* _Try it_:
Here are some records; copy every line that holds the word "answer".

* _Task data_:
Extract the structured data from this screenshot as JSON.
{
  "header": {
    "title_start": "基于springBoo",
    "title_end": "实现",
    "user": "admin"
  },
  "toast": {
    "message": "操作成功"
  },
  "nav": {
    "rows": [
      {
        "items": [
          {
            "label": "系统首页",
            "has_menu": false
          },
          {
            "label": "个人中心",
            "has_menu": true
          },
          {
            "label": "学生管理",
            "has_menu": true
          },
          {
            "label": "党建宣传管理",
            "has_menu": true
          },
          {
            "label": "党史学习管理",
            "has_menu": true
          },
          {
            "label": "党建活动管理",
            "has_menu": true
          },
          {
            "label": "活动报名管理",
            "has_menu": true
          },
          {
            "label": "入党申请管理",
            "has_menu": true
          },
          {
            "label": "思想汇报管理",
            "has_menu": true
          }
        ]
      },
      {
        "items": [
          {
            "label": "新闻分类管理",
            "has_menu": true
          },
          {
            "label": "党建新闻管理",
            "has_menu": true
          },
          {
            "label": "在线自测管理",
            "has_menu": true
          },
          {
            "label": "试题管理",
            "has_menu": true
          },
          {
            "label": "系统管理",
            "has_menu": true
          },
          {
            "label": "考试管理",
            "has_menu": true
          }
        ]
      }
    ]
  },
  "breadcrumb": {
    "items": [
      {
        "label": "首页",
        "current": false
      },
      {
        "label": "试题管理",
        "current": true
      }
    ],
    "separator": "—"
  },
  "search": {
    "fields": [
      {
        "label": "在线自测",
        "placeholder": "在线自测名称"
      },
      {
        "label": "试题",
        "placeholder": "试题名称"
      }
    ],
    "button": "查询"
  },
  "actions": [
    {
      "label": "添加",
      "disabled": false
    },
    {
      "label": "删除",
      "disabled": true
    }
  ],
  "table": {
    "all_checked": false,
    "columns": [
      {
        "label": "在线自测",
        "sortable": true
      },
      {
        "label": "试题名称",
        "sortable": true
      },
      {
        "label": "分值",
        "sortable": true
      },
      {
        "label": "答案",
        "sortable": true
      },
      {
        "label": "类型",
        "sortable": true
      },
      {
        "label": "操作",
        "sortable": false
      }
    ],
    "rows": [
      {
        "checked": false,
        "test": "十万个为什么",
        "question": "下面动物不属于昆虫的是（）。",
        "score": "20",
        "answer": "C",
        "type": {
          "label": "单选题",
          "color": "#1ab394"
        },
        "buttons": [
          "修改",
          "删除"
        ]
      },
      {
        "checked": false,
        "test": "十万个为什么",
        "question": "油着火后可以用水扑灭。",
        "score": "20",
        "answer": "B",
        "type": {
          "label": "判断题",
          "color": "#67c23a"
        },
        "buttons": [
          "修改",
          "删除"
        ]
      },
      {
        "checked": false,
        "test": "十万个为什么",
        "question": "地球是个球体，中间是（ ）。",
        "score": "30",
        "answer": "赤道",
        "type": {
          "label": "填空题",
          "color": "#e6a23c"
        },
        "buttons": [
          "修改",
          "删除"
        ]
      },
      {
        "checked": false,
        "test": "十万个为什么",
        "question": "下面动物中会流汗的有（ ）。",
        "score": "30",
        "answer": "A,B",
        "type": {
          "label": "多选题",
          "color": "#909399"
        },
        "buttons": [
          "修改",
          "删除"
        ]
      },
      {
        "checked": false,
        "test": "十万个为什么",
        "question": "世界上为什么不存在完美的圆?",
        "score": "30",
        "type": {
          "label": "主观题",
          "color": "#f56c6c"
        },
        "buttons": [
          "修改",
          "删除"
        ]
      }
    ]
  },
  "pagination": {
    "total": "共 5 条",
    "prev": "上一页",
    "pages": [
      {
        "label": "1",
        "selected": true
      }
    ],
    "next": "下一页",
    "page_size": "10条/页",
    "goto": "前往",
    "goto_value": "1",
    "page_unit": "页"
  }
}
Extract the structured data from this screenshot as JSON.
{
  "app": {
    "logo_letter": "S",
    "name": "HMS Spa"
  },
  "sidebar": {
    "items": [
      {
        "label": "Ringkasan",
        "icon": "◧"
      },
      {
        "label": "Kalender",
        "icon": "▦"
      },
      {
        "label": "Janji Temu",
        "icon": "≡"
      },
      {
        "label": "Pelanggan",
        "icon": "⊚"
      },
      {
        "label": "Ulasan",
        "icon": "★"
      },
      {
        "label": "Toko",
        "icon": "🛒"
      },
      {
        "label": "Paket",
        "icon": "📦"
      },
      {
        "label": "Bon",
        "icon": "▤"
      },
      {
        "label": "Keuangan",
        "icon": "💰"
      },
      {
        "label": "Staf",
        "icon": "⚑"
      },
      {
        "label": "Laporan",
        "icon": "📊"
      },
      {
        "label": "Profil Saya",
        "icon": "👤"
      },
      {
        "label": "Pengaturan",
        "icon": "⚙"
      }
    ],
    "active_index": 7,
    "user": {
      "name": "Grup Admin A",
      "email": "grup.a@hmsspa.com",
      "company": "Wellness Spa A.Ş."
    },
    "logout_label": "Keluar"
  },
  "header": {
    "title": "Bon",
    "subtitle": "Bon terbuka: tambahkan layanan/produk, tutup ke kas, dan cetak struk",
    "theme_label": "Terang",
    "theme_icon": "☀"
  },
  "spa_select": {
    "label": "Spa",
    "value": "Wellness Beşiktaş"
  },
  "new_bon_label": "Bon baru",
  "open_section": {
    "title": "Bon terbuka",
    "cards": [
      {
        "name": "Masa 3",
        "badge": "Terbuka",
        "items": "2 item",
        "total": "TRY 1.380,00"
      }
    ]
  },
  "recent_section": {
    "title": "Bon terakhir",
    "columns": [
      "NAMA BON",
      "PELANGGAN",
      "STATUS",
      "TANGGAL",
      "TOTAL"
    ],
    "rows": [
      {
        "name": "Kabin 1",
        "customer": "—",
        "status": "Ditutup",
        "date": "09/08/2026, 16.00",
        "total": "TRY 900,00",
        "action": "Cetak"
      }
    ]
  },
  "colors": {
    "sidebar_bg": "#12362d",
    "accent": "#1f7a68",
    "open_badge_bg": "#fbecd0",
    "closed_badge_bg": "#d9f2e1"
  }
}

* _Response below_:
        "answer": "C",
        "answer": "B",
        "answer": "赤道",
        "answer": "A,B",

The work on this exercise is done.